No Child Left Behind Act Of 2001

Featured

In 2001, Congress reauthorized the Elementary and Secondary Education Act under a new name: No Child Left Behind (NCLB). NCLB established a number of new requirements for public schools, including changes to annual testing, teacher qualifications, and the allocation of federal funds. Today, RAND research continues to explore the impact of this legislation, inform public debate, and provide clear recommendations for the future.

  • Mathematics teacher pointing to the blackboard and talking to his class, photo by thelinke/iStock

    Commentary

    Reauthorizing ESEA: Four Recommendations to Improve Teaching Effectiveness

    Feb 3, 2015

    Policies aimed at boosting teaching effectiveness are a key component of a strong ESEA reauthorization. Addressing discrepancies in teacher quality helps teachers improve, retains effective teachers, and makes the teaching profession an attractive option for those contemplating careers.

  • Teacher helping a high school student on a computer, photo by track5/iStock

    Commentary

    Recommendations for ESEA Reauthorization That Support Innovation

    Jan 27, 2015

    As lawmakers consider the reauthorization of the Elementary and Secondary Education Act, it is critical that in meeting their objectives they do not create unnecessary obstacles to the productive innovations being explored at schools, such as personalized learning.

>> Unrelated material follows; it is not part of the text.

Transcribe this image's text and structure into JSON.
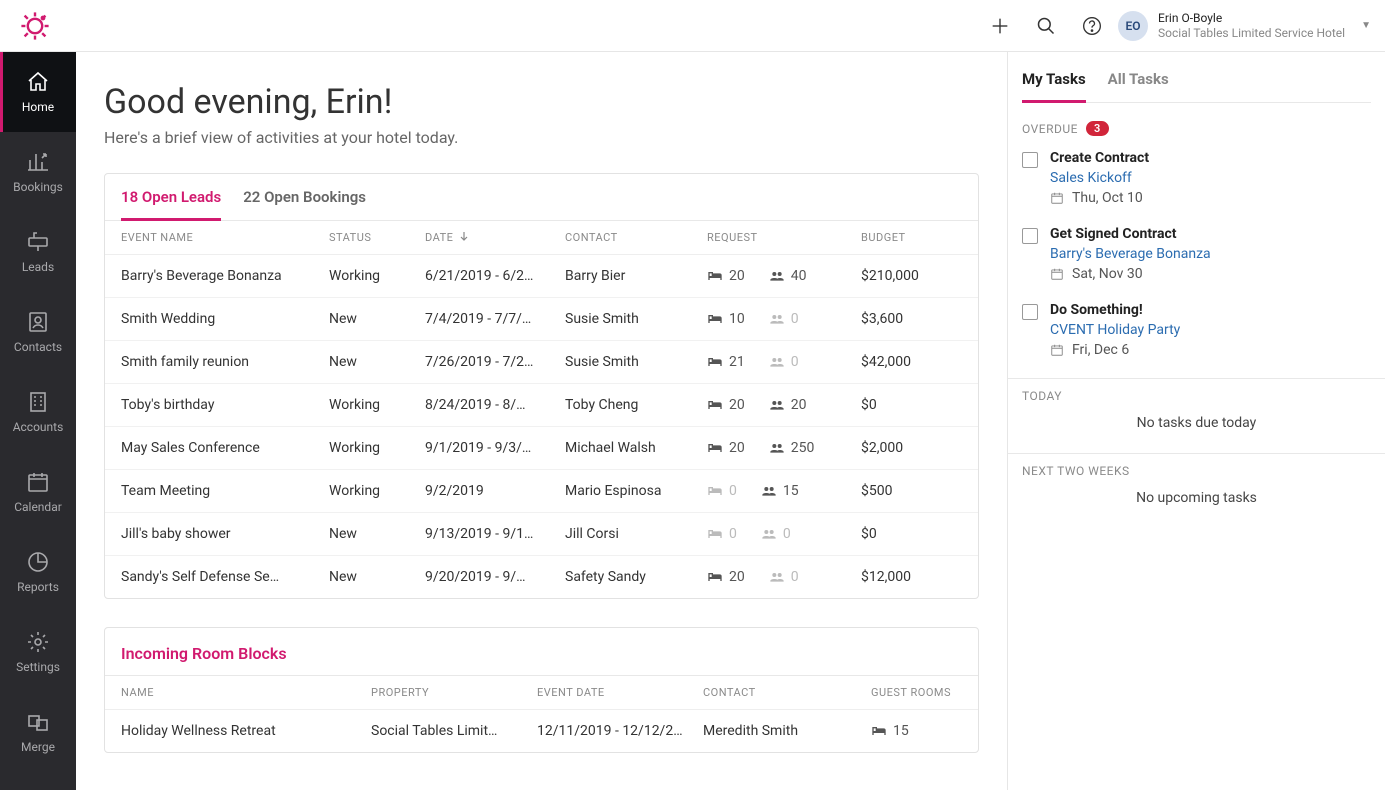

Explore No Child Left Behind Act Of 2001

  • Topic Synonyms:
  • NCLB

Research conducted by